An exact restatement of every record is required.
━━ RECORDS SUPPLIED
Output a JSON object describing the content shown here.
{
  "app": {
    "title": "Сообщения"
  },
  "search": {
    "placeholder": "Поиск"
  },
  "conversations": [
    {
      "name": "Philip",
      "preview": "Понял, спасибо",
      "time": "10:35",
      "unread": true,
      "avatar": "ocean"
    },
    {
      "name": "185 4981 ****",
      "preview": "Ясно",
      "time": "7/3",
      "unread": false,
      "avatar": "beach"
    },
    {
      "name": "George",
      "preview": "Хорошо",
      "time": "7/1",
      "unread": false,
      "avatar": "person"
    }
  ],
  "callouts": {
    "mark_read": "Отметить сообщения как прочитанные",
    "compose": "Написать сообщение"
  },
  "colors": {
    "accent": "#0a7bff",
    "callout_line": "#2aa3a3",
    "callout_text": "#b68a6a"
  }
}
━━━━
ANSWER TO THIS EXERCISE:
Output a JSON object describing the content shown here.
{
  "app": {
    "title": "Сообщения"
  },
  "search": {
    "placeholder": "Поиск"
  },
  "conversations": [
    {
      "name": "Philip",
      "preview": "Понял, спасибо",
      "time": "10:35",
      "unread": true,
      "avatar": "ocean"
    },
    {
      "name": "185 4981 ****",
      "preview": "Ясно",
      "time": "7/3",
      "unread": false,
      "avatar": "beach"
    },
    {
      "name": "George",
      "preview": "Хорошо",
      "time": "7/1",
      "unread": false,
      "avatar": "person"
    }
  ],
  "callouts": {
    "mark_read": "Отметить сообщения как прочитанные",
    "compose": "Написать сообщение"
  },
  "colors": {
    "accent": "#0a7bff",
    "callout_line": "#2aa3a3",
    "callout_text": "#b68a6a"
  }
}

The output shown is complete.